Specifically, the available data clearly indicate that religious belief and practice are associated with:

* Higher levels of marital happiness and stability;
* Stronger parent-child relationships;
* Greater educational aspirations and attainment, especially among the poor;
* Higher levels of good work habits;
* Greater longevity and physical health;
* Higher levels of well-being and happiness;
* Higher recovery rates from addictions to alcohol or drugs;
* Higher levels of self-control, self-esteem, and coping skills;
* Higher rates of charitable donations and volunteering; and
* Higher levels of community cohesion and social support for those in need.

The evidence further demonstrates that religious belief and practice are also associated with:

* Lower divorce rates:
* Lower cohabitation rates;
* Lower rates of out-of-wedlock births;
* Lower levels of teen sexual activity;
* Less abuse of alcohol and drugs;
* Lower rates of suicide, depression, and suicide ideation;
* Lower levels of many infectious diseases;
* Less juvenile crime;
* Less violent crime; and
* Less domestic violence.

No other dimension of life in America-with the exception of stable marriages and families, which in turn are strongly tied to religious practice-does more to promote the well-being and soundness of the nation’s civil society than citizens’ religious observance. As George Washington asserted, the success of the Republic depends on the practice of religion by its citizens. These findings from 21st century social science support his observation.

Read more details at: http://www.heritage.org/Research/Religion/bg1992.cfm

Posted in American Culture, Christianity and Politics, Culture War, Government and Politics, Political Philosophy, Politics and Religion, Science and Religion, Sex | Tagged: , , , , , , , , , , , , , , , , , | Leave a Comment »
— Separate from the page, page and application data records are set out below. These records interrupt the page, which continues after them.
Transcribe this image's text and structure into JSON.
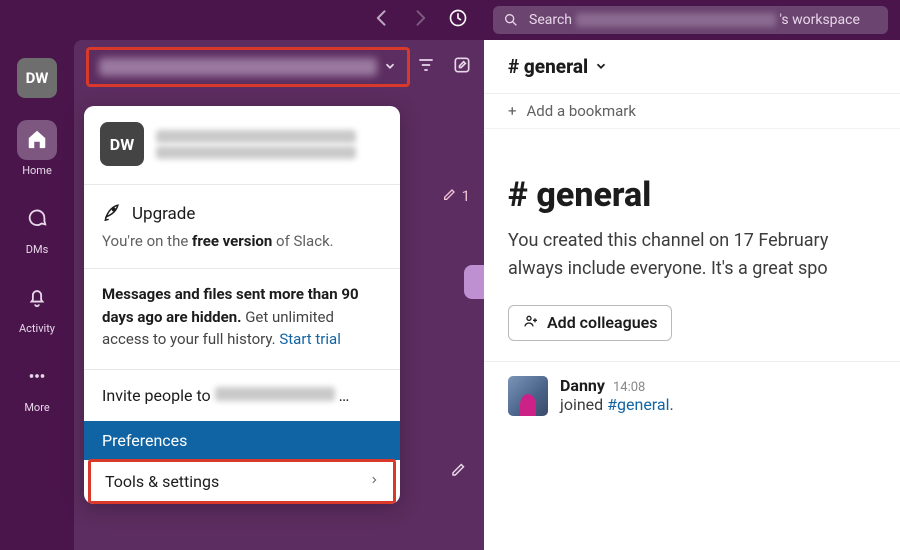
{
  "top": {
    "search_prefix": "Search",
    "search_suffix": "'s workspace"
  },
  "rail": {
    "ws_badge": "DW",
    "items": [
      {
        "label": "Home",
        "icon": "home-icon",
        "active": true
      },
      {
        "label": "DMs",
        "icon": "dms-icon",
        "active": false
      },
      {
        "label": "Activity",
        "icon": "bell-icon",
        "active": false
      },
      {
        "label": "More",
        "icon": "more-icon",
        "active": false
      }
    ]
  },
  "sidebar": {
    "draft_count": "1"
  },
  "menu": {
    "ws_badge": "DW",
    "upgrade_label": "Upgrade",
    "upgrade_sub_pre": "You're on the ",
    "upgrade_sub_bold": "free version",
    "upgrade_sub_post": " of Slack.",
    "info_bold": "Messages and files sent more than 90 days ago are hidden.",
    "info_rest": " Get unlimited access to your full history. ",
    "info_link": "Start trial",
    "invite_label": "Invite people to ",
    "invite_ellipsis": "…",
    "preferences_label": "Preferences",
    "tools_label": "Tools & settings"
  },
  "main": {
    "channel_name": "# general",
    "add_bookmark": "Add a bookmark",
    "intro_heading": "# general",
    "intro_text": "You created this channel on 17 February always include everyone. It's a great spo",
    "add_colleagues": "Add colleagues",
    "message": {
      "author": "Danny",
      "time": "14:08",
      "action": "joined ",
      "channel": "#general",
      "period": "."
    }
  }
}
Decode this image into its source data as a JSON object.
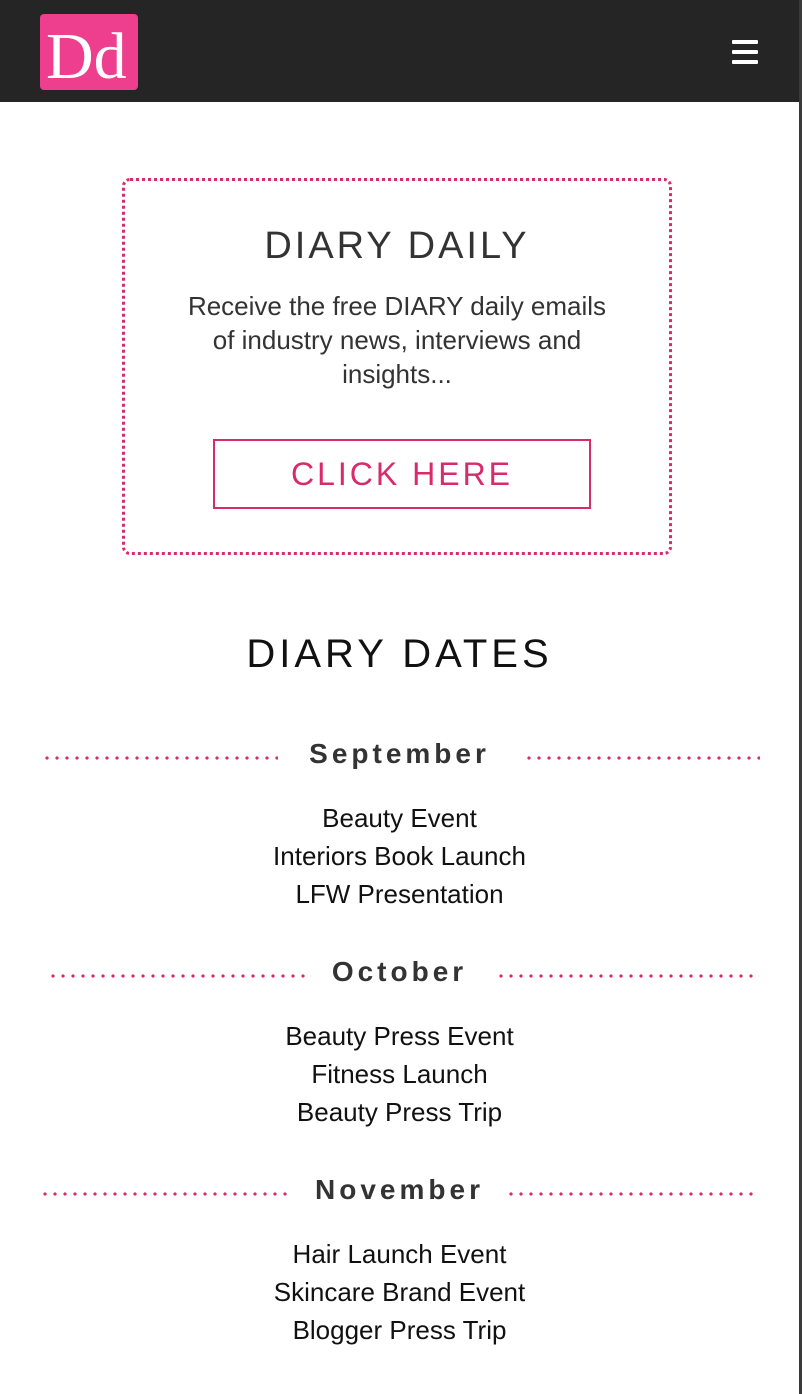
{
  "header": {
    "logo_text": "Dd",
    "brand_color": "#ee3f8e",
    "menu_icon": "hamburger-menu-icon"
  },
  "signup": {
    "title": "DIARY DAILY",
    "text": "Receive the free DIARY daily emails of industry news, interviews and insights...",
    "button_label": "CLICK HERE",
    "accent_color": "#d92a6b"
  },
  "diary_dates": {
    "title": "DIARY DATES",
    "months": [
      {
        "name": "September",
        "events": [
          "Beauty Event",
          "Interiors Book Launch",
          "LFW Presentation"
        ]
      },
      {
        "name": "October",
        "events": [
          "Beauty Press Event",
          "Fitness Launch",
          "Beauty Press Trip"
        ]
      },
      {
        "name": "November",
        "events": [
          "Hair Launch Event",
          "Skincare Brand Event",
          "Blogger Press Trip"
        ]
      }
    ]
  }
}
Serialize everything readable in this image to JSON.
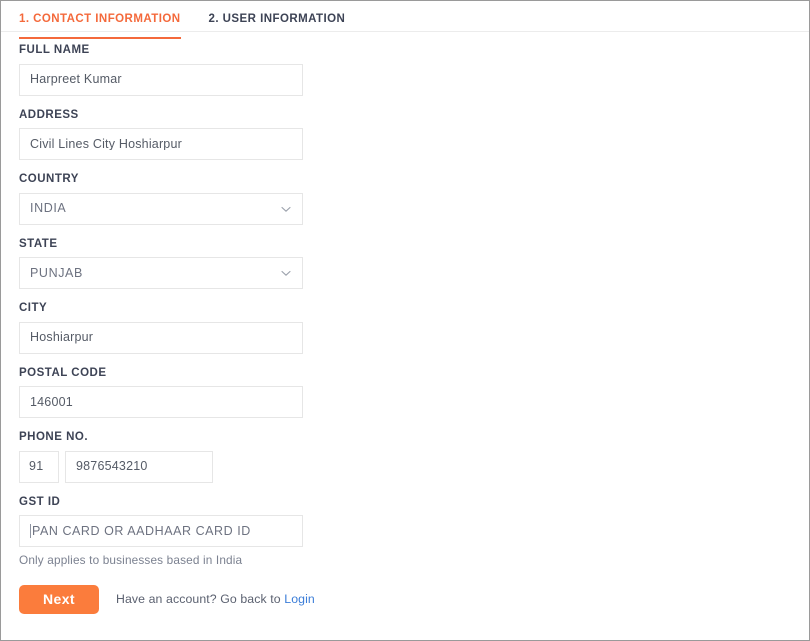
{
  "colors": {
    "accent_orange": "#f4693b",
    "button_orange": "#fb7c3c",
    "label_dark": "#3d4355",
    "value_gray": "#555b66",
    "helper_gray": "#7b8190",
    "link_blue": "#3b7dd8",
    "input_border": "#e6e6e6",
    "divider": "#ececec"
  },
  "tabs": [
    {
      "label": "1. CONTACT INFORMATION",
      "active": true
    },
    {
      "label": "2. USER INFORMATION",
      "active": false
    }
  ],
  "form": {
    "full_name": {
      "label": "FULL NAME",
      "value": "Harpreet Kumar",
      "placeholder": ""
    },
    "address": {
      "label": "ADDRESS",
      "value": "Civil Lines City Hoshiarpur",
      "placeholder": ""
    },
    "country": {
      "label": "COUNTRY",
      "value": "INDIA",
      "icon": "chevron-down-icon"
    },
    "state": {
      "label": "STATE",
      "value": "PUNJAB",
      "icon": "chevron-down-icon"
    },
    "city": {
      "label": "CITY",
      "value": "Hoshiarpur",
      "placeholder": ""
    },
    "postal_code": {
      "label": "POSTAL CODE",
      "value": "146001",
      "placeholder": ""
    },
    "phone": {
      "label": "PHONE NO.",
      "country_code": "91",
      "number": "9876543210"
    },
    "gst_id": {
      "label": "GST ID",
      "value": "",
      "placeholder": "PAN CARD OR AADHAAR CARD ID",
      "helper": "Only applies to businesses based in India"
    }
  },
  "footer": {
    "next_label": "Next",
    "account_prompt": "Have an account? Go back to",
    "login_label": "Login"
  }
}
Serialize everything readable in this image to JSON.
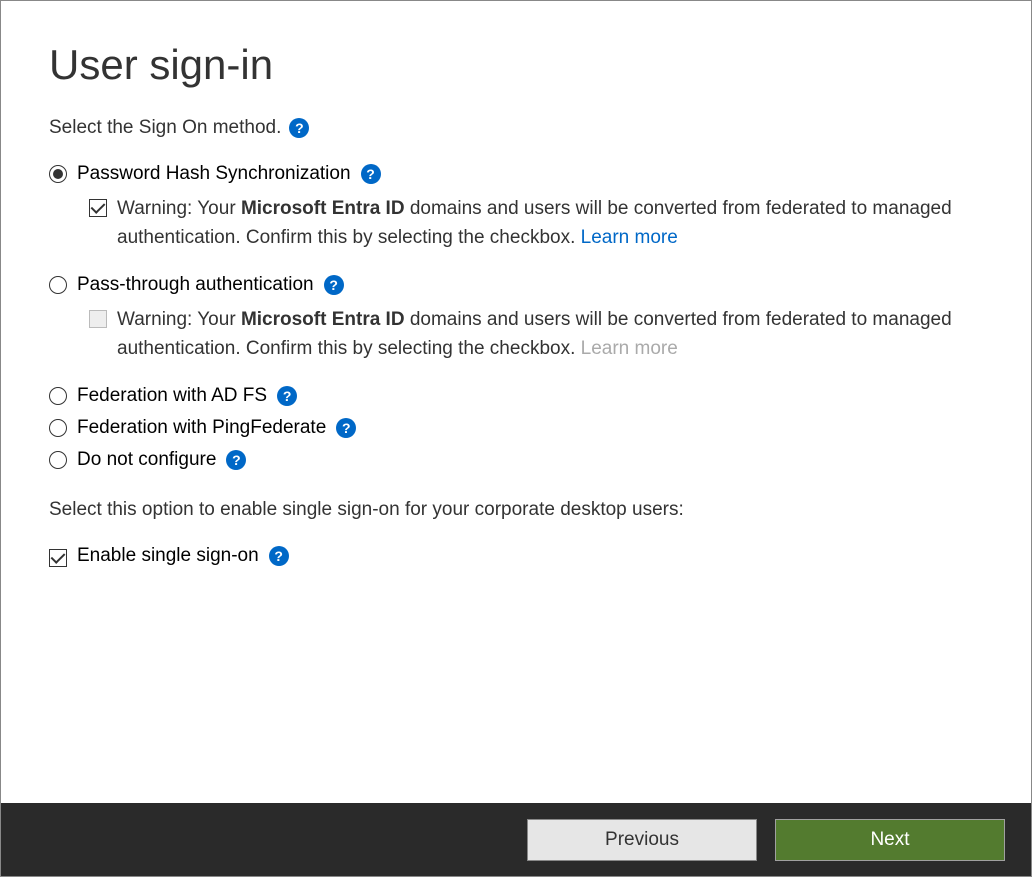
{
  "title": "User sign-in",
  "instruction": "Select the Sign On method.",
  "options": {
    "phs": {
      "label": "Password Hash Synchronization",
      "selected": true,
      "warning_prefix": "Warning: Your ",
      "warning_bold": "Microsoft Entra ID",
      "warning_suffix": " domains and users will be converted from federated to managed authentication. Confirm this by selecting the checkbox. ",
      "learn_more": "Learn more",
      "checkbox_checked": true
    },
    "pta": {
      "label": "Pass-through authentication",
      "selected": false,
      "warning_prefix": "Warning: Your ",
      "warning_bold": "Microsoft Entra ID",
      "warning_suffix": " domains and users will be converted from federated to managed authentication. Confirm this by selecting the checkbox. ",
      "learn_more": "Learn more",
      "checkbox_checked": false
    },
    "adfs": {
      "label": "Federation with AD FS",
      "selected": false
    },
    "ping": {
      "label": "Federation with PingFederate",
      "selected": false
    },
    "none": {
      "label": "Do not configure",
      "selected": false
    }
  },
  "sso": {
    "instruction": "Select this option to enable single sign-on for your corporate desktop users:",
    "label": "Enable single sign-on",
    "checked": true
  },
  "footer": {
    "previous": "Previous",
    "next": "Next"
  }
}
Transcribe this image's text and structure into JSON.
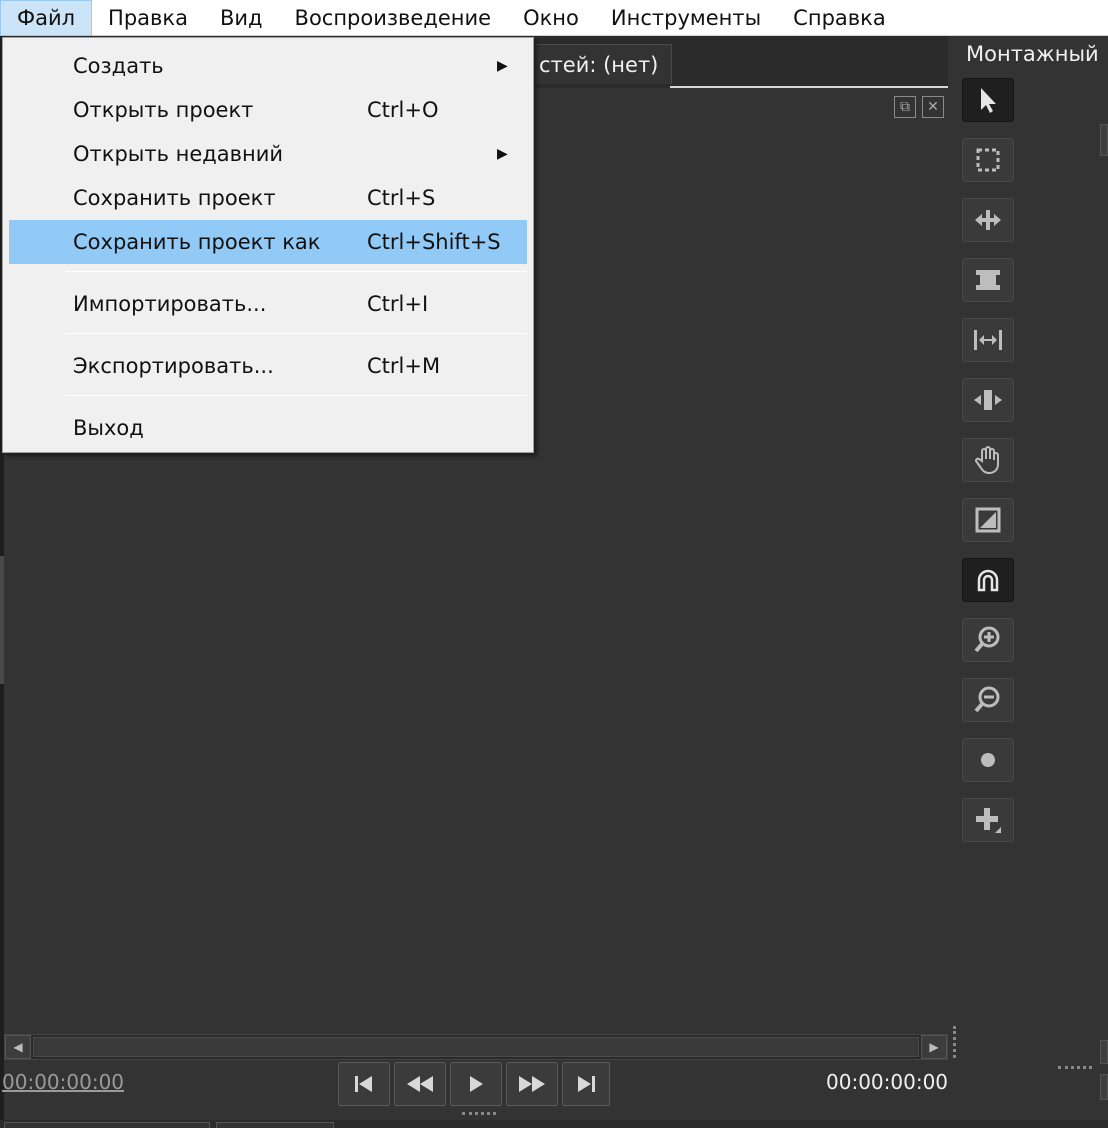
{
  "menubar": {
    "items": [
      "Файл",
      "Правка",
      "Вид",
      "Воспроизведение",
      "Окно",
      "Инструменты",
      "Справка"
    ]
  },
  "file_menu": {
    "items": [
      {
        "label": "Создать",
        "shortcut": "",
        "submenu": true
      },
      {
        "label": "Открыть проект",
        "shortcut": "Ctrl+O",
        "submenu": false
      },
      {
        "label": "Открыть недавний",
        "shortcut": "",
        "submenu": true
      },
      {
        "label": "Сохранить проект",
        "shortcut": "Ctrl+S",
        "submenu": false
      },
      {
        "label": "Сохранить проект как",
        "shortcut": "Ctrl+Shift+S",
        "submenu": false,
        "highlighted": true
      },
      {
        "label": "Импортировать...",
        "shortcut": "Ctrl+I",
        "submenu": false
      },
      {
        "label": "Экспортировать...",
        "shortcut": "Ctrl+M",
        "submenu": false
      },
      {
        "label": "Выход",
        "shortcut": "",
        "submenu": false
      }
    ]
  },
  "timeline": {
    "tab_label": "стей: (нет)",
    "timecode_start": "00:00:00:00",
    "timecode_end": "00:00:00:00"
  },
  "toolbar": {
    "title": "Монтажный",
    "tools": [
      "pointer-tool-icon",
      "selection-box-icon",
      "ripple-edit-icon",
      "trim-icon",
      "stretch-icon",
      "slide-icon",
      "hand-icon",
      "fade-icon",
      "snap-magnet-icon",
      "zoom-in-icon",
      "zoom-out-icon",
      "marker-dot-icon",
      "add-icon"
    ],
    "selected": [
      "pointer-tool-icon",
      "snap-magnet-icon"
    ]
  },
  "transport": [
    "go-to-start-icon",
    "rewind-icon",
    "play-icon",
    "fast-forward-icon",
    "go-to-end-icon"
  ],
  "colors": {
    "menu_highlight": "#91c9f7",
    "menubar_active": "#cce4f7",
    "background": "#333333"
  }
}
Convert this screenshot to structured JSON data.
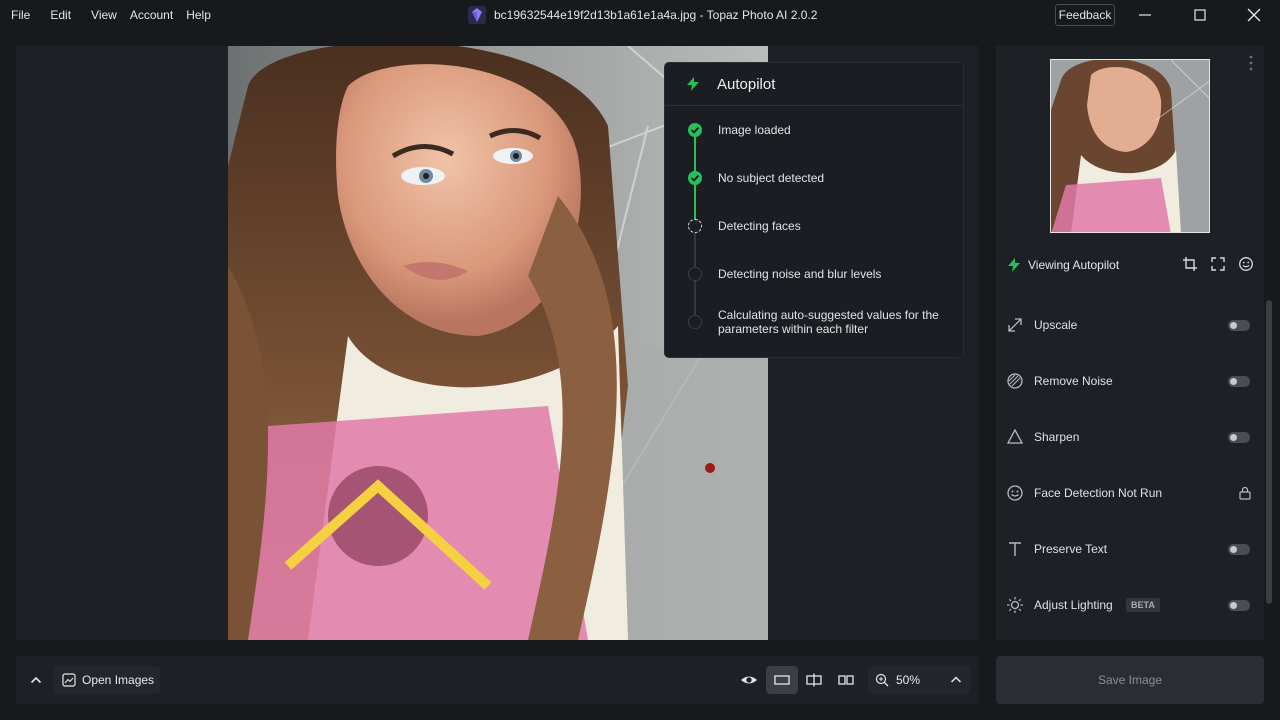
{
  "menu": [
    "File",
    "Edit",
    "View",
    "Account",
    "Help"
  ],
  "window": {
    "title": "bc19632544e19f2d13b1a61e1a4a.jpg - Topaz Photo AI 2.0.2",
    "feedback_label": "Feedback"
  },
  "autopilot": {
    "title": "Autopilot",
    "steps": [
      {
        "label": "Image loaded",
        "status": "done"
      },
      {
        "label": "No subject detected",
        "status": "done"
      },
      {
        "label": "Detecting faces",
        "status": "active"
      },
      {
        "label": "Detecting noise and blur levels",
        "status": "pending"
      },
      {
        "label": "Calculating auto-suggested values for the parameters within each filter",
        "status": "pending"
      }
    ]
  },
  "sidebar": {
    "viewing_label": "Viewing Autopilot",
    "filters": [
      {
        "label": "Upscale",
        "icon": "upscale-icon",
        "control": "toggle"
      },
      {
        "label": "Remove Noise",
        "icon": "remove-noise-icon",
        "control": "toggle"
      },
      {
        "label": "Sharpen",
        "icon": "sharpen-icon",
        "control": "toggle"
      },
      {
        "label": "Face Detection Not Run",
        "icon": "face-icon",
        "control": "lock"
      },
      {
        "label": "Preserve Text",
        "icon": "text-icon",
        "control": "toggle"
      },
      {
        "label": "Adjust Lighting",
        "icon": "lighting-icon",
        "control": "toggle",
        "badge": "BETA"
      }
    ]
  },
  "bottom": {
    "open_images_label": "Open Images",
    "zoom_label": "50%",
    "save_label": "Save Image"
  },
  "colors": {
    "accent_green": "#25c05a",
    "background": "#17191d",
    "panel": "#1d2025"
  }
}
Texas A&M: Collectivism or Community?

Posted by Tony Listi on February 8, 2008

Texas A&M University is truly unique among this country’s universities, especially among public universities. While every college student or alum has some affection for its alma mater, especially surrounding its sports teams, A&M creates a community and a spirit that is not dependent on sports or even rivals, though those elements are certainly not neglected. 

No government controls and regulates the Aggie Spirit (a useful, benevolent imitation of the Holy Spirit).  This spirit of service and charity is a tradition, a heritage that has been successfully passed on to each incoming freshmen class. There is an institution in place to teach and inculcate this spirit into the newcomers: Fish Camp. And if one didn’t go to Fish Camp, it is hard not to receive the spirit by cultural osmosis from those who have. The Aggie Spirit is a heritage with a noble purpose.

Aggies more than anyone should know the power of local communities or private voluntary associations to take care of their own with the addition of a little leadership and courage. This phenomenon plays out all the time within Aggieland, within the student body and its myriad of voluntary organizations.  Whether it is serving the local community at Big Event, or other community service groups on campus, or raising awareness and educating the student body on a variety of political issues like MSC SCONA and Wiley, Aggies know the power of freely given service and charity.

Student organizations, unlike government agencies and bureaucracies, do not tax former students and threaten them with audits and coercion. Student organizations do not threaten their members with fines or jail time. Rather, students respect what belongs to another Aggie (no matter how wealthy they are) but ask graciously for his or her generosity. Students appeal to the common spirit that binds all Aggies together and fellow Aggies respond in turn.

Consequently, it puzzles me when my fellow Aggies exercise their political privileges in favor of more federal government taxation, regulation, and intervention, which stifles service and charity. Government, as it is now, stifles leadership; indeed, it stifles everything that the Aggie Spirit represents and embodies. Why do so many Aggies abandon their heritage, their very spirit at the ballot box? Why do so many Aggies substitute collectivism for community?

Posted in Moral Philosophy, Political Philosophy, Texas A&M, Written by Me | Tagged: , , , , , , , , , | Leave a Comment »